The U.S. Navy has fired warning shots across the bow of a Dutch ship that has been boarded by armed pirates off the coast of Somalia. The USS Carter Hall also fired on three small boats that surrounded the commercial ship, the "Danica White," after her crew messaged for assistance after being boarded by pirates, the Navy said. The incident began Saturday and as of Monday the Danish ship's crew was still believed to be held at gunpoint by an unknown number of pirates who forced the vessel into Somalia's territorial waters. There have been no reports of casualties. The USS Carter Hall remains nearby in international waters, monitoring the situation. The Danish ship, which is owned by H. Folmer & Co. of Copenhagen, has not requested further assistance. On Saturday, Jorgen Folmer, a spokesman for the Danish shipping company, said a French naval vessel in the area had confirmed the ship and its crew of five was hijacked but was unable to intervene because it could not enter Somali waters. A maritime official said Monday that Somali pirates who have been holding a Taiwan-flagged fishing vessel since mid-May killed one of the 16 crew members because the ship's owners have not paid a ransom.

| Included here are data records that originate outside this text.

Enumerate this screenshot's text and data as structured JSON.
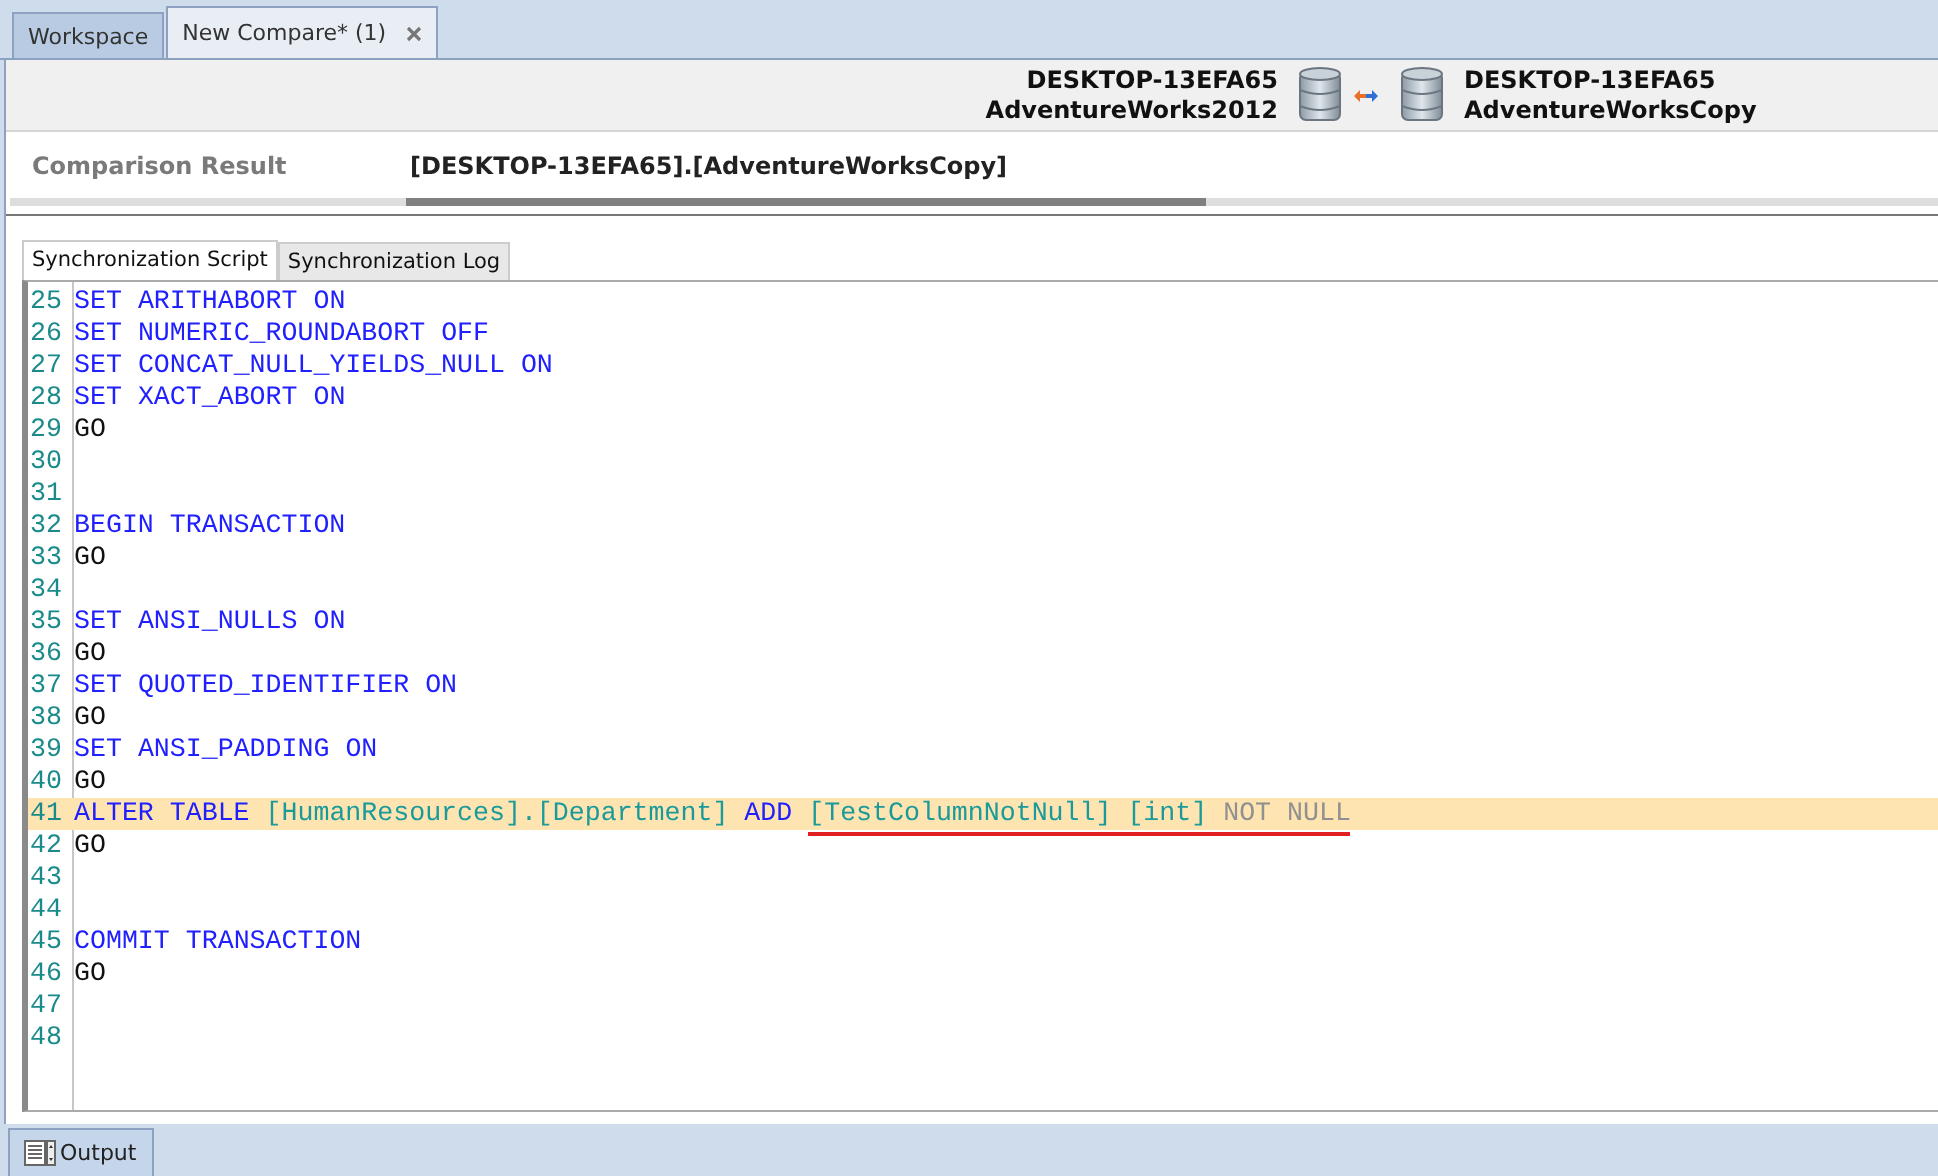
{
  "document_tabs": [
    {
      "label": "Workspace",
      "selected": false
    },
    {
      "label": "New Compare* (1)",
      "selected": true,
      "closable": true
    }
  ],
  "header": {
    "source": {
      "server": "DESKTOP-13EFA65",
      "database": "AdventureWorks2012"
    },
    "target": {
      "server": "DESKTOP-13EFA65",
      "database": "AdventureWorksCopy"
    }
  },
  "comparison": {
    "label": "Comparison Result",
    "value": "[DESKTOP-13EFA65].[AdventureWorksCopy]"
  },
  "script_tabs": [
    {
      "label": "Synchronization Script",
      "selected": true
    },
    {
      "label": "Synchronization Log",
      "selected": false
    }
  ],
  "code_lines": [
    {
      "number": "25",
      "tokens": [
        {
          "text": "SET",
          "kind": "keyword"
        },
        {
          "text": "ARITHABORT",
          "kind": "keyword"
        },
        {
          "text": "ON",
          "kind": "keyword"
        }
      ]
    },
    {
      "number": "26",
      "tokens": [
        {
          "text": "SET",
          "kind": "keyword"
        },
        {
          "text": "NUMERIC_ROUNDABORT",
          "kind": "keyword"
        },
        {
          "text": "OFF",
          "kind": "keyword"
        }
      ]
    },
    {
      "number": "27",
      "tokens": [
        {
          "text": "SET",
          "kind": "keyword"
        },
        {
          "text": "CONCAT_NULL_YIELDS_NULL",
          "kind": "keyword"
        },
        {
          "text": "ON",
          "kind": "keyword"
        }
      ]
    },
    {
      "number": "28",
      "tokens": [
        {
          "text": "SET",
          "kind": "keyword"
        },
        {
          "text": "XACT_ABORT",
          "kind": "keyword"
        },
        {
          "text": "ON",
          "kind": "keyword"
        }
      ]
    },
    {
      "number": "29",
      "tokens": [
        {
          "text": "GO",
          "kind": "plain"
        }
      ]
    },
    {
      "number": "30"
    },
    {
      "number": "31"
    },
    {
      "number": "32",
      "tokens": [
        {
          "text": "BEGIN",
          "kind": "keyword"
        },
        {
          "text": "TRANSACTION",
          "kind": "keyword"
        }
      ]
    },
    {
      "number": "33",
      "tokens": [
        {
          "text": "GO",
          "kind": "plain"
        }
      ]
    },
    {
      "number": "34"
    },
    {
      "number": "35",
      "tokens": [
        {
          "text": "SET",
          "kind": "keyword"
        },
        {
          "text": "ANSI_NULLS",
          "kind": "keyword"
        },
        {
          "text": "ON",
          "kind": "keyword"
        }
      ]
    },
    {
      "number": "36",
      "tokens": [
        {
          "text": "GO",
          "kind": "plain"
        }
      ]
    },
    {
      "number": "37",
      "tokens": [
        {
          "text": "SET",
          "kind": "keyword"
        },
        {
          "text": "QUOTED_IDENTIFIER",
          "kind": "keyword"
        },
        {
          "text": "ON",
          "kind": "keyword"
        }
      ]
    },
    {
      "number": "38",
      "tokens": [
        {
          "text": "GO",
          "kind": "plain"
        }
      ]
    },
    {
      "number": "39",
      "tokens": [
        {
          "text": "SET",
          "kind": "keyword"
        },
        {
          "text": "ANSI_PADDING",
          "kind": "keyword"
        },
        {
          "text": "ON",
          "kind": "keyword"
        }
      ]
    },
    {
      "number": "40",
      "tokens": [
        {
          "text": "GO",
          "kind": "plain"
        }
      ]
    },
    {
      "number": "41",
      "highlighted": true,
      "tokens": [
        {
          "text": "ALTER",
          "kind": "keyword"
        },
        {
          "text": "TABLE",
          "kind": "keyword"
        },
        {
          "text": "[HumanResources].[Department]",
          "kind": "identifier"
        },
        {
          "text": "ADD",
          "kind": "keyword"
        },
        {
          "text": "[TestColumnNotNull]",
          "kind": "identifier",
          "underlined": true
        },
        {
          "text": "[int]",
          "kind": "identifier",
          "underlined": true
        },
        {
          "text": "NOT NULL",
          "kind": "muted",
          "underlined": true
        }
      ]
    },
    {
      "number": "42",
      "tokens": [
        {
          "text": "GO",
          "kind": "plain"
        }
      ]
    },
    {
      "number": "43"
    },
    {
      "number": "44"
    },
    {
      "number": "45",
      "tokens": [
        {
          "text": "COMMIT",
          "kind": "keyword"
        },
        {
          "text": "TRANSACTION",
          "kind": "keyword"
        }
      ]
    },
    {
      "number": "46",
      "tokens": [
        {
          "text": "GO",
          "kind": "plain"
        }
      ]
    },
    {
      "number": "47"
    },
    {
      "number": "48"
    }
  ],
  "bottom_tabs": [
    {
      "label": "Output",
      "selected": false
    }
  ]
}
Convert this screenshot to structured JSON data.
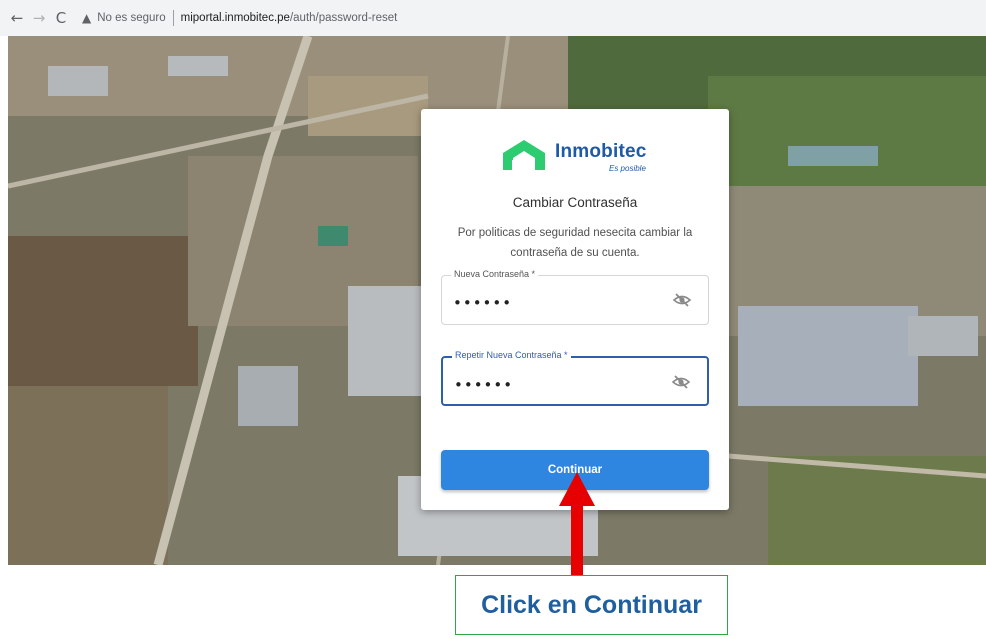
{
  "browser": {
    "back_icon": "arrow-left-icon",
    "forward_icon": "arrow-right-icon",
    "reload_icon": "reload-icon",
    "security_label": "No es seguro",
    "url_host": "miportal.inmobitec.pe",
    "url_path": "/auth/password-reset"
  },
  "card": {
    "brand_name": "Inmobitec",
    "brand_tagline": "Es posible",
    "title": "Cambiar Contraseña",
    "description": "Por politicas de seguridad nesecita cambiar la contraseña de su cuenta.",
    "new_password": {
      "label": "Nueva Contraseña *",
      "value": "••••••"
    },
    "repeat_password": {
      "label": "Repetir Nueva Contraseña *",
      "value": "••••••"
    },
    "submit_label": "Continuar"
  },
  "annotation": {
    "text": "Click en Continuar"
  },
  "colors": {
    "brand_green": "#2ecc71",
    "brand_blue": "#1f5aa5",
    "button_blue": "#2f86e0",
    "arrow_red": "#e60000"
  }
}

USS Carter Hall (LSD-50)The pirates threatened to kill other crew members if their demands are not met, said Andrew Mwangura, head of the Kenyan chapter of the Seafarers Assistance Program. He cited a relative of one of the captives, who was allowed to call his family. "The gunmen have established contact with the owner of the ship but it appears that he was giving them empty promises," Mwangura said. The ship — Ching Fong Hwa 168 — had two Taiwanese and 12 Chinese crew members on board when it was hijacked 137 miles northeast of the Somali capital, Mogadishu. Mwangura did not know the nationality of the victim. Somalia does not have a coast guard or navy after more than a decade of anarchy. The current government was formed in 2004 but has struggled to assert any real control throughout the country. Somali pirates are trained fighters, often dressed in military fatigues, using speedboats equipped with satellite phones and Global Positioning System equipment. They are typically armed with automatic weapons, anti-tank rocket launchers and various types of grenades, according to the U.N. Monitoring Group on Somalia. Although piracy is rampant off Somalia's lawless coast, killing crew members is relatively rare, Mwangura said. He said pirates have killed four crew members in the past 10 years. "Normally they don't kill crew members if they cooperate," he said. Since February, pirates have hijacked 10 ships — five have been released and five are still being held, according to the Seafarers Assistance Program.